Exercise goal
Nothing but the listing below, retyped exactly, should appear in the answer.

Given information
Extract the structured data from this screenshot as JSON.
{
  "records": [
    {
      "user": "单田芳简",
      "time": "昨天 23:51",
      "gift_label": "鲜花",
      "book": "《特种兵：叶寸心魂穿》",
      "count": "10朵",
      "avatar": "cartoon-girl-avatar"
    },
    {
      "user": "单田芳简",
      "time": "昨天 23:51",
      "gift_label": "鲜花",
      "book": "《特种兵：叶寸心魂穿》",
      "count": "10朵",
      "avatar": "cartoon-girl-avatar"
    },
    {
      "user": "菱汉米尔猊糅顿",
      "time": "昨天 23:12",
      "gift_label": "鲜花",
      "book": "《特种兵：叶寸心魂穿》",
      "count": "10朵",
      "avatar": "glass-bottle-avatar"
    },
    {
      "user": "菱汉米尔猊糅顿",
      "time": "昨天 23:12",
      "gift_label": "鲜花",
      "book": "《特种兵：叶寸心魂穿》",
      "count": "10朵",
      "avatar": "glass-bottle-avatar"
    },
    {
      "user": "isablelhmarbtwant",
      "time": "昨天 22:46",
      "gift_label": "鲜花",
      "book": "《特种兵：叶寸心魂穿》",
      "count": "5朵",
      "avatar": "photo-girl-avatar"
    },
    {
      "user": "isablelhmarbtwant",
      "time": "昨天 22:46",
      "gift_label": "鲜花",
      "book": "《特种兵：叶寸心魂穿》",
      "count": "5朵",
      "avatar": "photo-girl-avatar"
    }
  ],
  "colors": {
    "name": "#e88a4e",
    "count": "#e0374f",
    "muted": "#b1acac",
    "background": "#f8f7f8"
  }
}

Finished task
Extract the structured data from this screenshot as JSON.
{
  "records": [
    {
      "user": "单田芳简",
      "time": "昨天 23:51",
      "gift_label": "鲜花",
      "book": "《特种兵：叶寸心魂穿》",
      "count": "10朵",
      "avatar": "cartoon-girl-avatar"
    },
    {
      "user": "单田芳简",
      "time": "昨天 23:51",
      "gift_label": "鲜花",
      "book": "《特种兵：叶寸心魂穿》",
      "count": "10朵",
      "avatar": "cartoon-girl-avatar"
    },
    {
      "user": "菱汉米尔猊糅顿",
      "time": "昨天 23:12",
      "gift_label": "鲜花",
      "book": "《特种兵：叶寸心魂穿》",
      "count": "10朵",
      "avatar": "glass-bottle-avatar"
    },
    {
      "user": "菱汉米尔猊糅顿",
      "time": "昨天 23:12",
      "gift_label": "鲜花",
      "book": "《特种兵：叶寸心魂穿》",
      "count": "10朵",
      "avatar": "glass-bottle-avatar"
    },
    {
      "user": "isablelhmarbtwant",
      "time": "昨天 22:46",
      "gift_label": "鲜花",
      "book": "《特种兵：叶寸心魂穿》",
      "count": "5朵",
      "avatar": "photo-girl-avatar"
    },
    {
      "user": "isablelhmarbtwant",
      "time": "昨天 22:46",
      "gift_label": "鲜花",
      "book": "《特种兵：叶寸心魂穿》",
      "count": "5朵",
      "avatar": "photo-girl-avatar"
    }
  ],
  "colors": {
    "name": "#e88a4e",
    "count": "#e0374f",
    "muted": "#b1acac",
    "background": "#f8f7f8"
  }
}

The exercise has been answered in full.